A year of reading

I have not often kept a list of books read in a year, but this year I tried to do so. I don't know as if my list is complete because I had to look at two different journals to figure it out. From what I gather, I read 37 books this year. By some standards, 37 books means I'm not a serious reader. That standard is twaddle. I'm a serious reader. 

The first book I finished this year was The Break by Katherena Vermette. It was an excellent book. Vermette is Métis, and from Winnipeg. She is also a poet. It was a book that left me with very vivid mental pictures. I lived in Winnipeg (where the book is set) and her descriptions of the winter took me back to those years.

Unless I finish Re-thinking Baptism before next week, the last book I will finish in 2017 is The Wonder by Emma Donoghue. It was an excellent story. It had lots of surprises, and it was set in Ireland, which I always enjoy.

My favourite fiction book of the year was Barometer Rising by Hugh Maclennan. I can't believe I hadn't read it before. It was suspenseful, and I always enjoy books based on real events. This was set during the Halifax Explosion of 1917.

For favourite theological book, I think I would have to say it was a tie between two J.I. Packer books, 18 Words and Re-discovering Holiness. Packer is always astute, witty, and profound.

The saddest book I read was The Education of Augie Merasty. It is the memoir of an First Nations man who was in a residential school. The co-writer tried to stay as close to the words of Merasty himself, and it makes for a very but stark but compelling read. 

I don't have a list for 2018. I just read what I want to at the moment. As always, my first priority is to read what I have unread on my shelves. In addition to that, my goal is to avoid purchasing books just because everyone says I should read them. I fell prey to that this past year and ended up with a few half completed books. My goals is to enjoy what I read and benefit from it, not be able to say I read x-number of books. Reading takes time, and I like to enjoy a variety of entertainments. I also like a clean house and home cooked food, which also takes time.

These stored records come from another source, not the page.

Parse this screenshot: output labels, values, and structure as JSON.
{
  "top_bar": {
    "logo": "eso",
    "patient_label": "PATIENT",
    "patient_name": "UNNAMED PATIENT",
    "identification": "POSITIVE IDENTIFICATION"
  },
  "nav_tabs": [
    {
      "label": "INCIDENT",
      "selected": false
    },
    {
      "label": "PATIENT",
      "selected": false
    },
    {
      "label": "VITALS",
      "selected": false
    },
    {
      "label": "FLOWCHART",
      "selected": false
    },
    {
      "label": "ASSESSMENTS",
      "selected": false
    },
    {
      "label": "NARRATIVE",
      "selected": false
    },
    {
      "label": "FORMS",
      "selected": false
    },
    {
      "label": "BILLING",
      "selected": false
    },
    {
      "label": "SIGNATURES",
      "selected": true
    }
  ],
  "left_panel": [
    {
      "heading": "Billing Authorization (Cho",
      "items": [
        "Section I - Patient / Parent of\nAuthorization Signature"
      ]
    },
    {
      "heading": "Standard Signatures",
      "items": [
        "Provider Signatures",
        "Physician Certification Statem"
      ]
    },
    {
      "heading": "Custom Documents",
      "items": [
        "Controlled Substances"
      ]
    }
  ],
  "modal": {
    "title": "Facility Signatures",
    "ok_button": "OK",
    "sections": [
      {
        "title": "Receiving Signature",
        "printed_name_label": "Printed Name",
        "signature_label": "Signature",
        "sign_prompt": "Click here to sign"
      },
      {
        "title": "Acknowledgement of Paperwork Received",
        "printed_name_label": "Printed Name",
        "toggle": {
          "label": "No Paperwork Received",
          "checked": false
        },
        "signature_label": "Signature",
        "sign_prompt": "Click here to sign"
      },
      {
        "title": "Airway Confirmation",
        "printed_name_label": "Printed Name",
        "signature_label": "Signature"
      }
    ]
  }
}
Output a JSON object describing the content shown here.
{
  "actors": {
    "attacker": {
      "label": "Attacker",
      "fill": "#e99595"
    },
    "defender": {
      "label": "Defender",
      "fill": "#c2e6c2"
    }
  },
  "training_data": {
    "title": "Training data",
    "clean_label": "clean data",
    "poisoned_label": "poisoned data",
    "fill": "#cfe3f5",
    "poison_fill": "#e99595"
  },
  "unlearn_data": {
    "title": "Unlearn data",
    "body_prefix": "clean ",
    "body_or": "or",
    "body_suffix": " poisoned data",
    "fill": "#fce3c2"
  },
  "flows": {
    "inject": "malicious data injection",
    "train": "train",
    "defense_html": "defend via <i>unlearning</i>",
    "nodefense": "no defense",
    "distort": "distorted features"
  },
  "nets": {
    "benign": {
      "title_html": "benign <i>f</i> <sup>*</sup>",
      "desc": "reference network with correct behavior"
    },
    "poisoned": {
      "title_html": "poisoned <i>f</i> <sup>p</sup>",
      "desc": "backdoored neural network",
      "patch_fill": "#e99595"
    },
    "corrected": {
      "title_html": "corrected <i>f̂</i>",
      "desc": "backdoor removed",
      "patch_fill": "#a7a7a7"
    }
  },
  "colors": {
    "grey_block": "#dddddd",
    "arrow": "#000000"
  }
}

Reading is a daily thing for me. I can't remember the last time I went a day without reading (aside from my morning devotions). I'm thankful for a house with books.